**Aim of the exercise**
Copy, in full, each line of the material that holds the word "JSON".
BEGIN Records for this task
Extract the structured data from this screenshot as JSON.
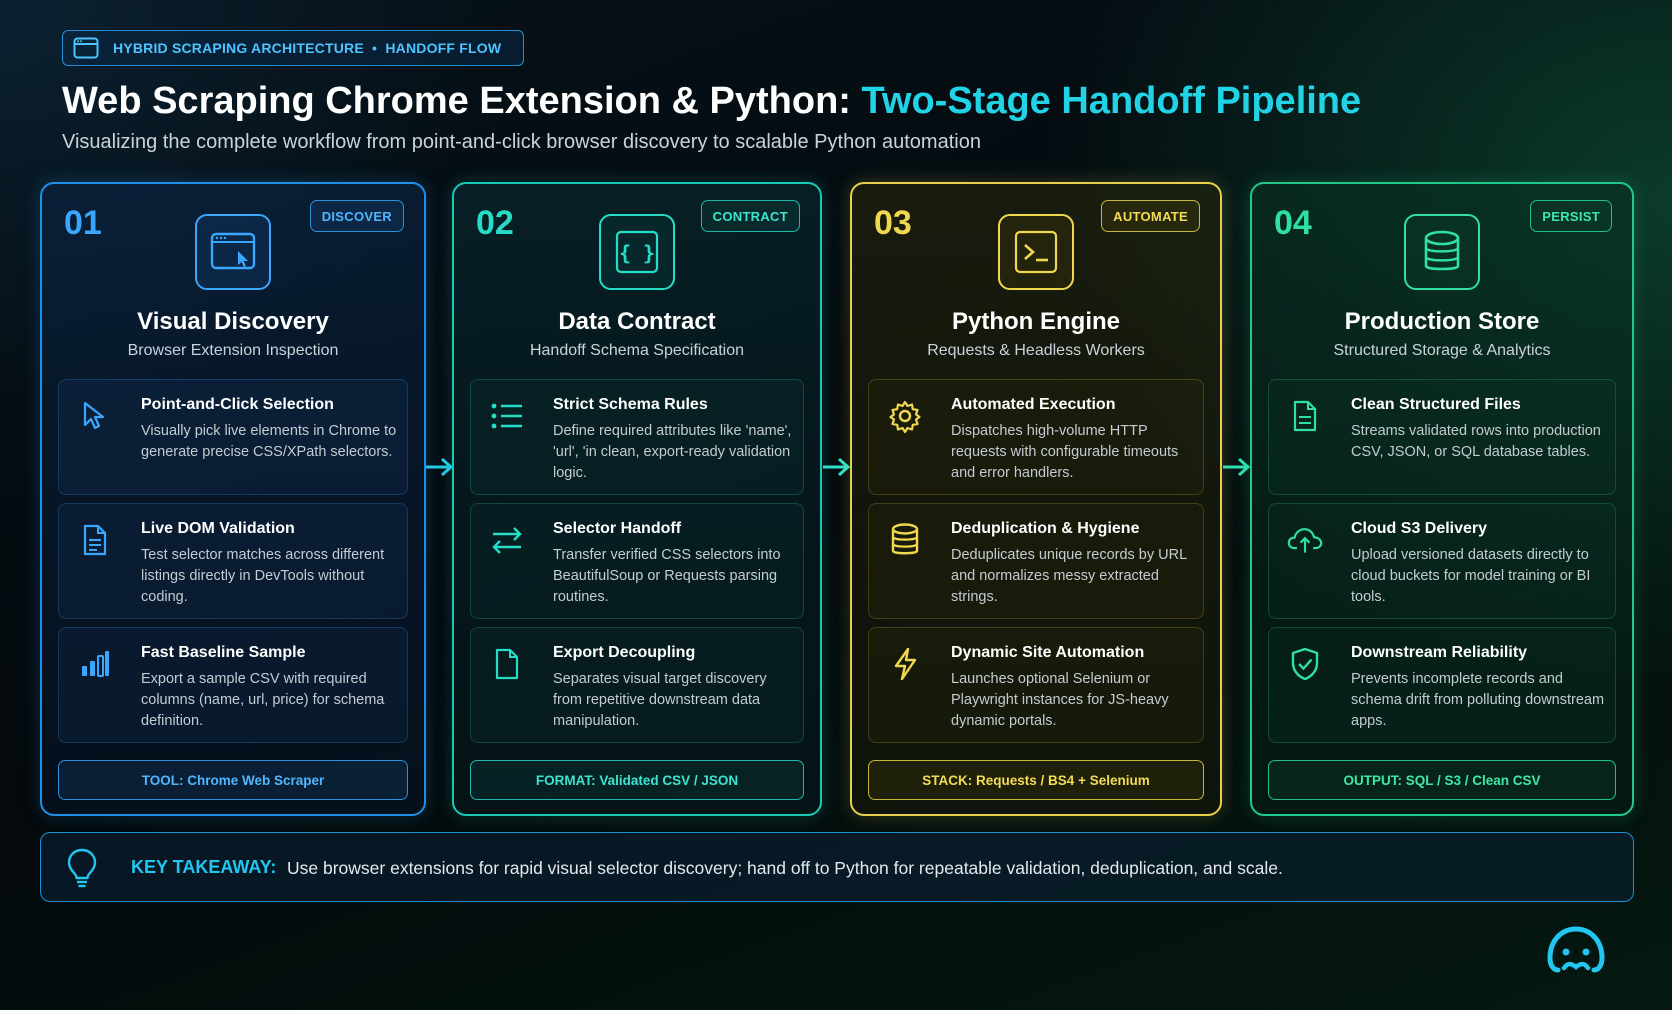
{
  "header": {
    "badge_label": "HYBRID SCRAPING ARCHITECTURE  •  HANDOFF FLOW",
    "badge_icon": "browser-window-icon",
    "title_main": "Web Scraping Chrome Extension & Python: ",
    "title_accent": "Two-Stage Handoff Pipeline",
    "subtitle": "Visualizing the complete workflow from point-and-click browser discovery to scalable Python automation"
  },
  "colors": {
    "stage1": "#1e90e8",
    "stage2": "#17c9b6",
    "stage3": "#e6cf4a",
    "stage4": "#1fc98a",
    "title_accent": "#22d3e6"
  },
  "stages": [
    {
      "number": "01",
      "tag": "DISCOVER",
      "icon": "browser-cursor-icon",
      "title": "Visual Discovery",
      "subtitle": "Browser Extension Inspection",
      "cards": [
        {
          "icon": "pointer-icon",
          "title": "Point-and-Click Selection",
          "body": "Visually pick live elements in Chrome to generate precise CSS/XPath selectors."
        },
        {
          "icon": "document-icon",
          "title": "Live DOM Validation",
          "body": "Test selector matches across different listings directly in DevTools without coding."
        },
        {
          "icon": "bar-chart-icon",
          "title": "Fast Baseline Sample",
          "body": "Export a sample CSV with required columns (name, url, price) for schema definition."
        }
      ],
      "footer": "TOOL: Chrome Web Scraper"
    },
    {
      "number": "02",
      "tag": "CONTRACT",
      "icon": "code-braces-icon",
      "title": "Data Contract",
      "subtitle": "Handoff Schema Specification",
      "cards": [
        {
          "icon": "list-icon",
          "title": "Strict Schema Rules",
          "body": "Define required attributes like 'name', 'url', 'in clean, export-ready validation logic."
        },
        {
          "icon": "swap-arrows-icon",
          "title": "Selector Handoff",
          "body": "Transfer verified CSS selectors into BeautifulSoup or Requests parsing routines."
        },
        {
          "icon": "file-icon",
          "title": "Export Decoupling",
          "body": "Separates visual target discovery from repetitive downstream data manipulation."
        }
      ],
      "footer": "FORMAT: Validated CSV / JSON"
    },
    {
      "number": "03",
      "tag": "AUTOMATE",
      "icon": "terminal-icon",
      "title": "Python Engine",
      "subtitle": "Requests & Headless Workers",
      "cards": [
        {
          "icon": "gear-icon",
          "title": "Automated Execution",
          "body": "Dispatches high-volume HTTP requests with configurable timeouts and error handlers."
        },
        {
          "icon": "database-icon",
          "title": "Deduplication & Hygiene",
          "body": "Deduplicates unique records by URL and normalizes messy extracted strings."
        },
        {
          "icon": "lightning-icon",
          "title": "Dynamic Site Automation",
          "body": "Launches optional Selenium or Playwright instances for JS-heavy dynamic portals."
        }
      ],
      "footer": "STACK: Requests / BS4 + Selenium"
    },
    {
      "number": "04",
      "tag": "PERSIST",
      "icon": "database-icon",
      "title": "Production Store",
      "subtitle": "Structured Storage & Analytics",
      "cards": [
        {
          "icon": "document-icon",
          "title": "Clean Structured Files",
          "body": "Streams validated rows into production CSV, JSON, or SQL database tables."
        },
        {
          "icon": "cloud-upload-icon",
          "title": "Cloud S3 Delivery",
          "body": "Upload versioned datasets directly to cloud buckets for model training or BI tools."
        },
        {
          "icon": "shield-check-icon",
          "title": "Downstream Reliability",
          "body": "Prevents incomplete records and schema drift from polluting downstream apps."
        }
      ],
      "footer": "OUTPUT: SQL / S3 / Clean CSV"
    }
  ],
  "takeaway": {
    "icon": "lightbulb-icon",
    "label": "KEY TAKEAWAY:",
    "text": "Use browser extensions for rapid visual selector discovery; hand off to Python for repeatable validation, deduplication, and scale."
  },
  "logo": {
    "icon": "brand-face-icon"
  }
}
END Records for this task
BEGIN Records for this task
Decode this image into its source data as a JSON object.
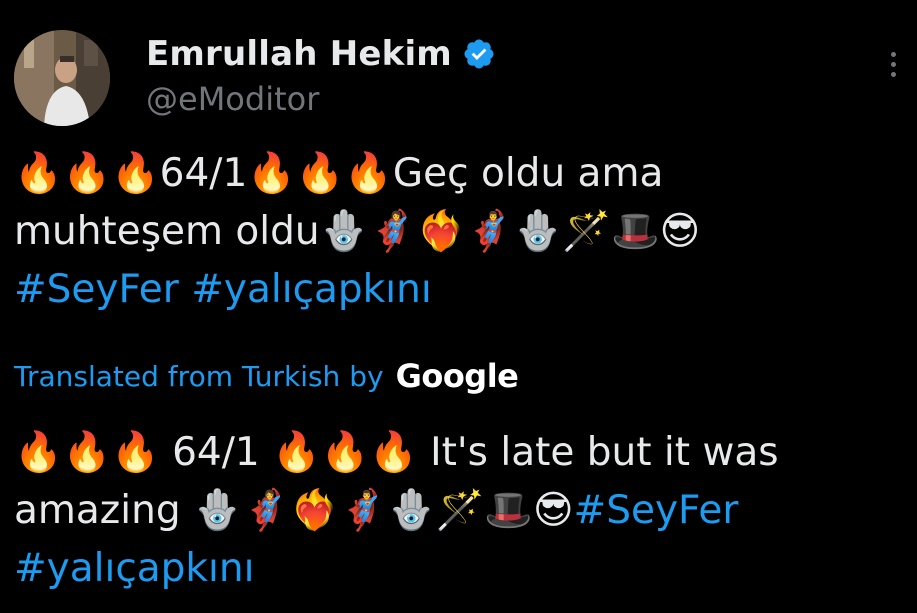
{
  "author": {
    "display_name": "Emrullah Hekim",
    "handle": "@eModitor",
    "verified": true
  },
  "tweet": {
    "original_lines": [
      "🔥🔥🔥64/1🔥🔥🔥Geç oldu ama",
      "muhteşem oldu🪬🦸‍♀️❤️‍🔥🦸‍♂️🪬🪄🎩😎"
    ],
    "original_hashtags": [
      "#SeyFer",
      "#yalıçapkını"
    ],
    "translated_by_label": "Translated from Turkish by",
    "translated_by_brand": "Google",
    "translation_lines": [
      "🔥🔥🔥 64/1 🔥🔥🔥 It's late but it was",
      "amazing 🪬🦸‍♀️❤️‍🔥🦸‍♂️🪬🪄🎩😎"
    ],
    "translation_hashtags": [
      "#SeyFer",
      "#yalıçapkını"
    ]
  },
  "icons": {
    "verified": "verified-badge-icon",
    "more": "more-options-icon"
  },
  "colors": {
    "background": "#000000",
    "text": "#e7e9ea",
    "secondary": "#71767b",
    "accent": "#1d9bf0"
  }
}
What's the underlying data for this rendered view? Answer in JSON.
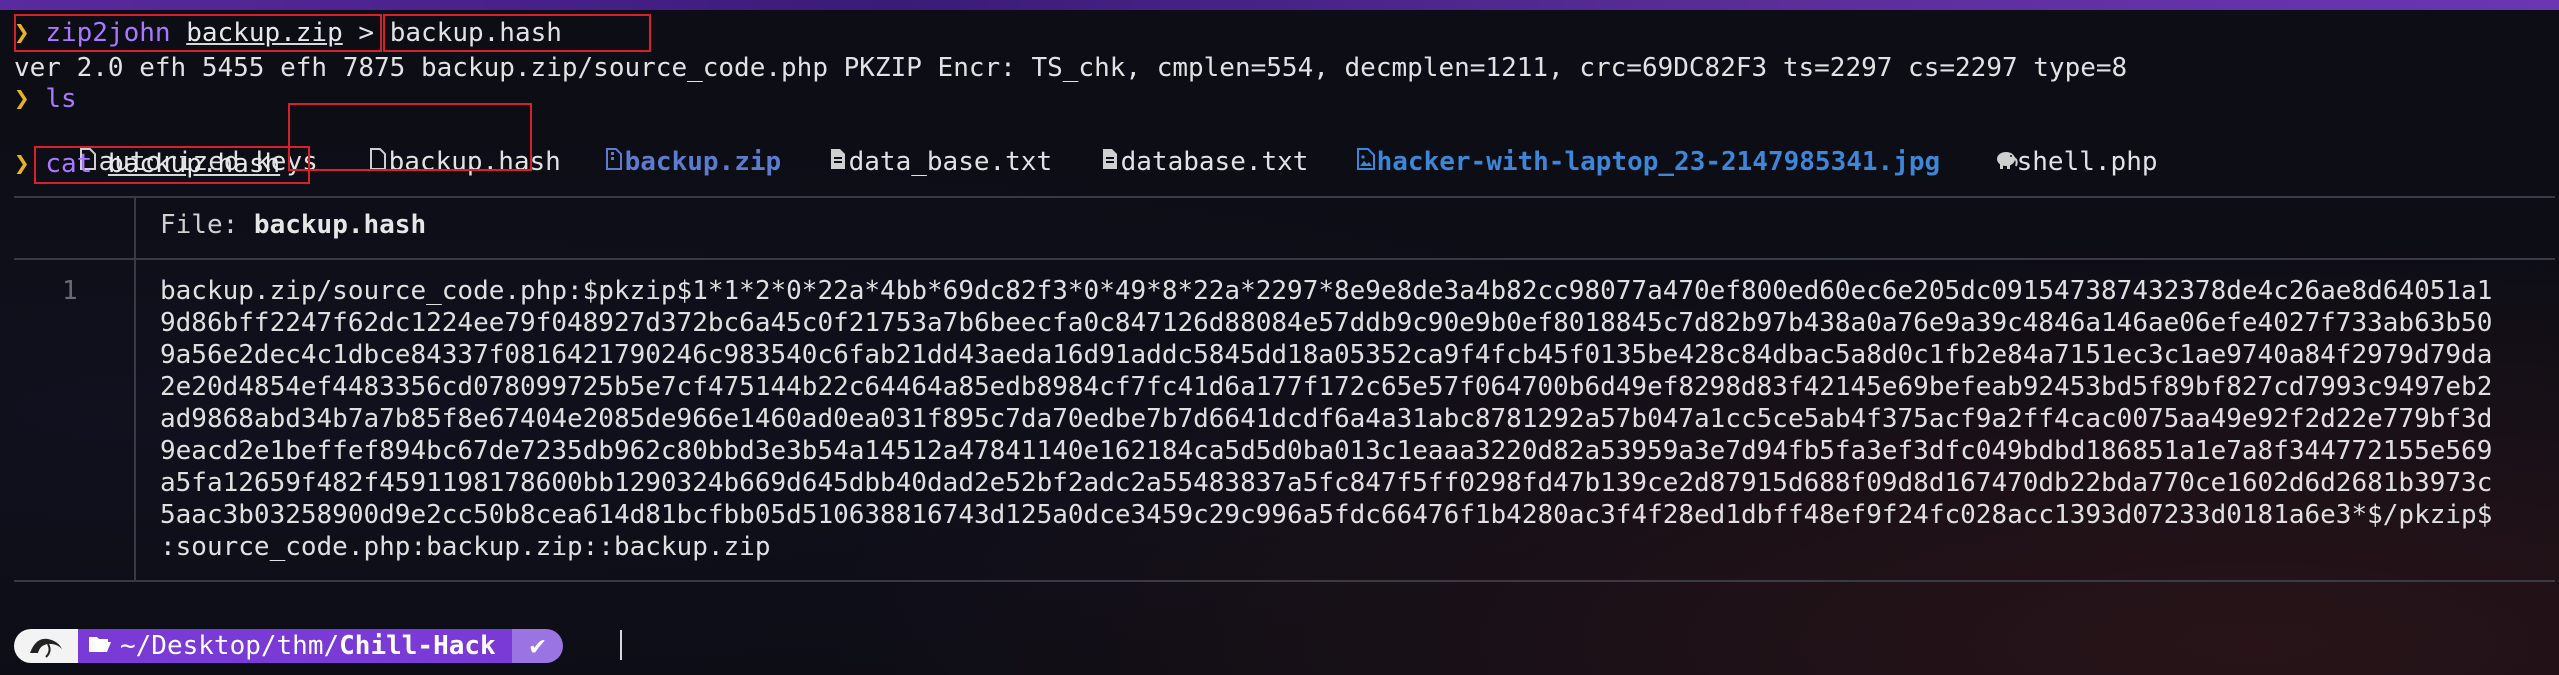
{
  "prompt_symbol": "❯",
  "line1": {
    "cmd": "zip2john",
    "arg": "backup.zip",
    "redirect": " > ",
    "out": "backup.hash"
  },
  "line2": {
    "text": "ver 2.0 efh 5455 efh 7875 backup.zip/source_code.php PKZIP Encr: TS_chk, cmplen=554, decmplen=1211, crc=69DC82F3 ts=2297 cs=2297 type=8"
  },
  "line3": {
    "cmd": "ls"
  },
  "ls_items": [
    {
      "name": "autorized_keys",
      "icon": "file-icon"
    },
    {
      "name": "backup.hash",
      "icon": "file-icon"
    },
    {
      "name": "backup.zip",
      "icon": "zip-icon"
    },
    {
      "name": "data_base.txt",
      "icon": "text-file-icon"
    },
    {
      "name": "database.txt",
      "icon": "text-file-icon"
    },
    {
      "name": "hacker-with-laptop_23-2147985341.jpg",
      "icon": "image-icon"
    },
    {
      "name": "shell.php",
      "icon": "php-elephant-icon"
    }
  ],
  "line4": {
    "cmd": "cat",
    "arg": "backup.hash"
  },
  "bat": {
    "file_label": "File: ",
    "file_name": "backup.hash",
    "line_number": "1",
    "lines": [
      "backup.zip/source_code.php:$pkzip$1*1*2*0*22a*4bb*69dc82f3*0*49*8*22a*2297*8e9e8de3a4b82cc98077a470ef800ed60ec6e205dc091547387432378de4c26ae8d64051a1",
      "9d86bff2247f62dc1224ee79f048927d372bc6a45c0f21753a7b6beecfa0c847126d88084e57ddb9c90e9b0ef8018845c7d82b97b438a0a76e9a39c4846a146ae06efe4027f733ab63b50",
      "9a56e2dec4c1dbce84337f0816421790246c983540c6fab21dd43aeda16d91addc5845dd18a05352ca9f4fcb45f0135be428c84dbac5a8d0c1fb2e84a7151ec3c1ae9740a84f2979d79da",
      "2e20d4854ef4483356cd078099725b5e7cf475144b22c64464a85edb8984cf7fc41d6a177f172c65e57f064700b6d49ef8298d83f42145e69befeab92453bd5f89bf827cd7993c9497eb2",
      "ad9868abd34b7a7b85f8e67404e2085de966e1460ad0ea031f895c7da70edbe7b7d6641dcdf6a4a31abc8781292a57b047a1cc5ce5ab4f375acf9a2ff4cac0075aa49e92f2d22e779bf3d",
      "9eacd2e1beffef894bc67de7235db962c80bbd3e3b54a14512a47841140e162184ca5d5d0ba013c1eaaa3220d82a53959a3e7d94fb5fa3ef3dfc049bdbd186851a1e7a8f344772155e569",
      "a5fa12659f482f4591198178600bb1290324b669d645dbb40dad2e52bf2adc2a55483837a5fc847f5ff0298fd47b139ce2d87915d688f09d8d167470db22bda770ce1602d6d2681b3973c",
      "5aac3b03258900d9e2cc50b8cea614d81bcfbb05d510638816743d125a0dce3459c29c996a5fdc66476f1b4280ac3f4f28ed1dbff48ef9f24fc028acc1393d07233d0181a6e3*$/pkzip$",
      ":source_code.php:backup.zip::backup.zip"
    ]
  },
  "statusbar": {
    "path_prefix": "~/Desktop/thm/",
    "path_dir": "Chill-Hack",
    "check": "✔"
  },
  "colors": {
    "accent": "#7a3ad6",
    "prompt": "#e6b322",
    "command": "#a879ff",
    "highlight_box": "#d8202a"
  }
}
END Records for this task
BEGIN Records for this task
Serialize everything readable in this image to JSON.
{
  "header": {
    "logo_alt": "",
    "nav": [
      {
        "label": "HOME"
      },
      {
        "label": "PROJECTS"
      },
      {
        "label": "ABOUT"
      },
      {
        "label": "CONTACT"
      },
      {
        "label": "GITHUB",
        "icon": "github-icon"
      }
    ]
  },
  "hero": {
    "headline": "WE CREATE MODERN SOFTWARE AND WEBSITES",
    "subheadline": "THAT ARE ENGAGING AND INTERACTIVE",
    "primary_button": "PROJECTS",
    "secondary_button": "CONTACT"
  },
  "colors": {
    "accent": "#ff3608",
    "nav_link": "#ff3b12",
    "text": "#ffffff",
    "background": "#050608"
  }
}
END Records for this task
**Response to this exercise**
Extract the structured data from this screenshot as JSON.
      "footer": "FORMAT: Validated CSV / JSON"
          "body": "Streams validated rows into production CSV, JSON, or SQL database tables."
Decode this image into its source data as a JSON object.
What's the underlying data for this rendered view? Answer in JSON.
Serialize everything readable in this image to JSON.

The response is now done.